The process described below is not required by our current governing documents, and the constraints on how the Oakmont Vision document is changed and approved do not exist. The OVA Board could follow this process but is in no way required to do so, unless amendments to our Bylaws are made to enforce it.
Developing the Oakmont Vision, based on OVA members’ visions of Oakmont, would proceed in several phases:
1. Ask OVA members carefully selected questions, on which to base the Oakmont Vision. Assign the Long Range Planning Committee to develop the questionnaire, and administer the questionnaire by including it with an annual election mailing. In this way, every OVA member has the opportunity to express his/her vision. Those who do not respond will not have their views represented, the same as if they don’t vote for the Board of Directors. Note: the 2015 Voices of Oakmont survey, which was acclaimed by some and criticized by others, provides a wealth of information, much of which is relevant to developing an Oakmont Vision. But a more focused questionnaire, with the specific purposes of designing an Oakmont Vision, including asking where Oakmont should be in 5 or 10 years, is very important.

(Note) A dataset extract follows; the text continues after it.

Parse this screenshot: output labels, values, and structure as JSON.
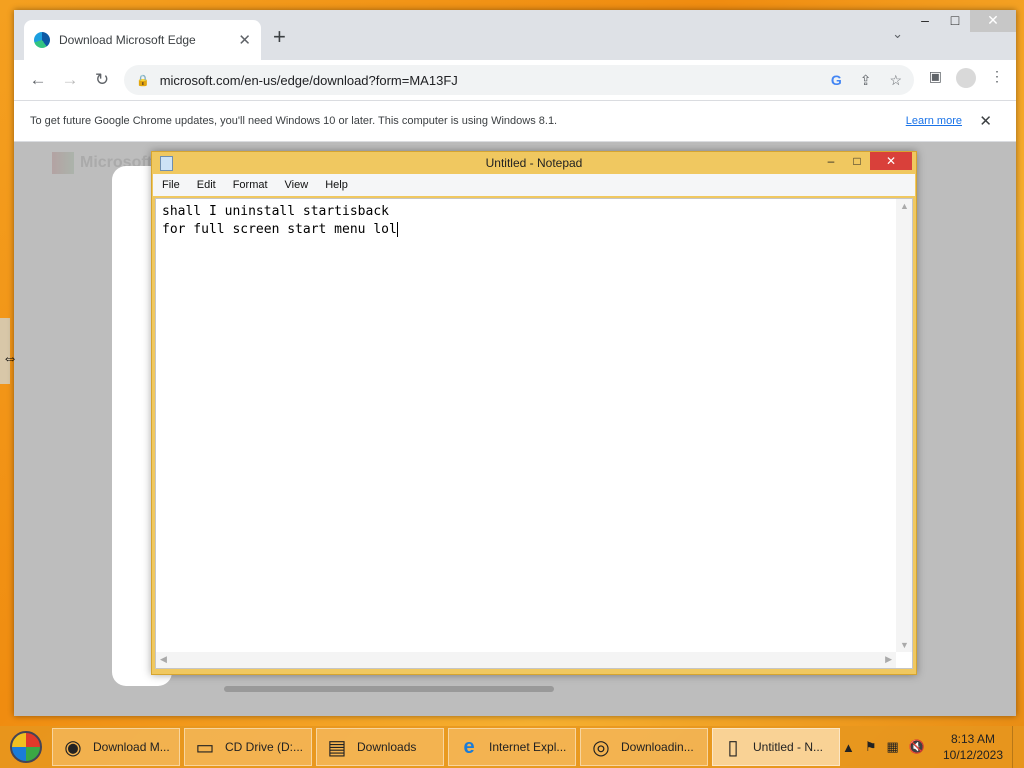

2. Study all questionnaire responses, as well as the Voices of Oakmont survey, and develop a unified Oakmont Vision based on them. The Long Range Planning Committee would also do this, with open workshops to provide members with the opportunity to influence the document content, and the Board would approve the draft before submission for a membership vote.
3. Present the draft Oakmont Vision to OVA members, either at a special election or at the next annual election. If passed, the Oakmont Vision document becomes an official governing document, to be changed only by a future vote of the membership. Failure of the vote would require at least a re-casting of the draft Oakmont Vision (step 2), and possibly going back to step 1, with new questions to discern why the vote failed.

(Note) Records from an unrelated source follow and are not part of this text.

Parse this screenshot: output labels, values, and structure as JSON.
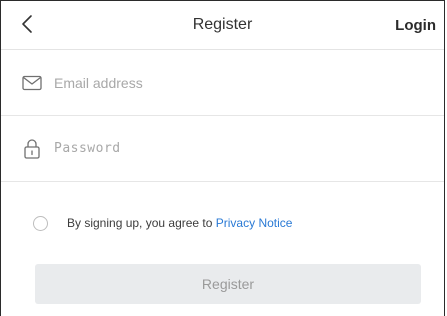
{
  "header": {
    "back_icon": "chevron-left-icon",
    "title": "Register",
    "login_label": "Login"
  },
  "form": {
    "email": {
      "icon": "envelope-icon",
      "placeholder": "Email address",
      "value": ""
    },
    "password": {
      "icon": "lock-icon",
      "placeholder": "Password",
      "value": ""
    },
    "agreement": {
      "checked": false,
      "text": "By signing up, you agree to ",
      "link_text": "Privacy Notice"
    },
    "submit_label": "Register"
  },
  "colors": {
    "link": "#2a7ad5",
    "button_bg_disabled": "#e9ebed",
    "button_text_disabled": "#9a9a9a",
    "placeholder": "#a8a8a8"
  }
}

4. Any OVA Board could propose any change to the Oakmont Vision document and put it to a membership vote for approval. But the Oakmont Vision document could not be amended or repealed without a vote of the membership.
In order to make the Oakmont Vision effective, the OVA Board Mission Statement or the Bylaws would also need to be changed, to make it the duty of directors to follow the Oakmont Vision, to the best of their abilities.
Final note: Having a vision document for a homeowners association (HOA) is not at all unusual. References  through  show examples of similar documents from HOAs around the country.
No matter what your view is on this subject, I encourage you to show up at the November 6 OVA workshop and make your views known. It is an important meeting!
 Visions of Oakmont, Bruce Bon, 10 September 2018, https://oakmontobserver.com/visions-of-oakmont/ .
 Creekside Village (Grand Blanc, Michigan) HOA Mission Statement: Our Vision, Mission Statement of the CVHOA Board, Guiding Principles of the CVHOA Board,
[3 Vision, Mission & Values Statement, Kinney Village Homeowners Association (Tuscon, AZ), https://sites.google.com/site/kinneyvillagehoa/home/vision-mission-values
Includes Board of Director Objectives and Member Objectives.
 Vision/Mission Statement, Willow Dell HOA (Spring, TX), https://www.willowdellhoa.com/p/VisionMission-Statement
Includes Vision, Mission, Values and Guiding Principles for the Willow Dell Board Members.
 Mission/Vision/Values Statement Examples, 4 examples from different HOAs, https://arrowcreek411.files.wordpress.com/2016/02/arrowcreek-mission-vision-values-examples.pdf